**AIM OF THE TASK:** Your task is to restate every entry below word for word and omit the images.

**SOURCE INFORMATION:**
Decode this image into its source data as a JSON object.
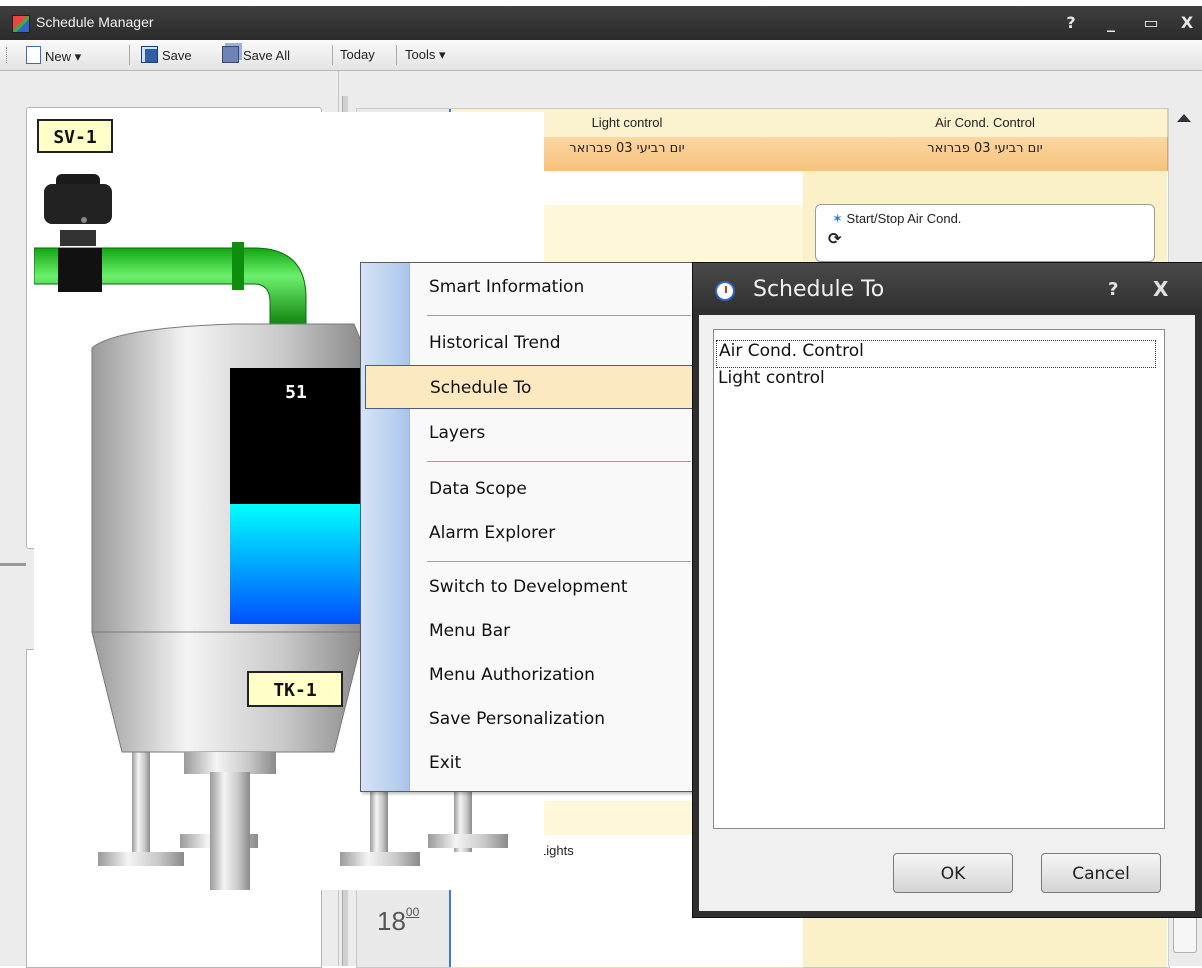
{
  "window": {
    "title": "Schedule Manager",
    "help_glyph": "?",
    "minimize_glyph": "_",
    "maximize_glyph": "▭",
    "close_glyph": "X"
  },
  "toolbar": {
    "new_label": "New",
    "save_label": "Save",
    "save_all_label": "Save All",
    "today_label": "Today",
    "tools_label": "Tools",
    "dropdown_glyph": "▾"
  },
  "calendar": {
    "columns": [
      {
        "header": "Light control",
        "date": "יום רביעי 03 פברואר"
      },
      {
        "header": "Air Cond. Control",
        "date": "יום רביעי 03 פברואר"
      }
    ],
    "appointments": [
      {
        "title": "Start/Stop Air Cond.",
        "recurrence_glyph": "⟳"
      },
      {
        "title": "Lights"
      }
    ],
    "time_label_hour": "18",
    "time_label_minutes": "00"
  },
  "tank": {
    "valve_tag": "SV-1",
    "tank_tag": "TK-1",
    "level_value": "51",
    "level_fraction": 0.47,
    "colors": {
      "pipe": "#1ec51e",
      "liquid_top": "#00ffff",
      "liquid_bottom": "#0050ff"
    }
  },
  "context_menu": {
    "items": [
      "Smart Information",
      "Historical Trend",
      "Schedule To",
      "Layers",
      "Data Scope",
      "Alarm Explorer",
      "Switch to Development",
      "Menu Bar",
      "Menu Authorization",
      "Save Personalization",
      "Exit"
    ],
    "highlighted": "Schedule To"
  },
  "dialog": {
    "title": "Schedule To",
    "help_glyph": "?",
    "close_glyph": "X",
    "list_items": [
      "Air Cond. Control",
      "Light control"
    ],
    "selected_item": "Air Cond. Control",
    "ok_label": "OK",
    "cancel_label": "Cancel"
  }
}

**EXERCISE RESULT:**
Decode this image into its source data as a JSON object.
{
  "window": {
    "title": "Schedule Manager",
    "help_glyph": "?",
    "minimize_glyph": "_",
    "maximize_glyph": "▭",
    "close_glyph": "X"
  },
  "toolbar": {
    "new_label": "New",
    "save_label": "Save",
    "save_all_label": "Save All",
    "today_label": "Today",
    "tools_label": "Tools",
    "dropdown_glyph": "▾"
  },
  "calendar": {
    "columns": [
      {
        "header": "Light control",
        "date": "יום רביעי 03 פברואר"
      },
      {
        "header": "Air Cond. Control",
        "date": "יום רביעי 03 פברואר"
      }
    ],
    "appointments": [
      {
        "title": "Start/Stop Air Cond.",
        "recurrence_glyph": "⟳"
      },
      {
        "title": "Lights"
      }
    ],
    "time_label_hour": "18",
    "time_label_minutes": "00"
  },
  "tank": {
    "valve_tag": "SV-1",
    "tank_tag": "TK-1",
    "level_value": "51",
    "level_fraction": 0.47,
    "colors": {
      "pipe": "#1ec51e",
      "liquid_top": "#00ffff",
      "liquid_bottom": "#0050ff"
    }
  },
  "context_menu": {
    "items": [
      "Smart Information",
      "Historical Trend",
      "Schedule To",
      "Layers",
      "Data Scope",
      "Alarm Explorer",
      "Switch to Development",
      "Menu Bar",
      "Menu Authorization",
      "Save Personalization",
      "Exit"
    ],
    "highlighted": "Schedule To"
  },
  "dialog": {
    "title": "Schedule To",
    "help_glyph": "?",
    "close_glyph": "X",
    "list_items": [
      "Air Cond. Control",
      "Light control"
    ],
    "selected_item": "Air Cond. Control",
    "ok_label": "OK",
    "cancel_label": "Cancel"
  }
}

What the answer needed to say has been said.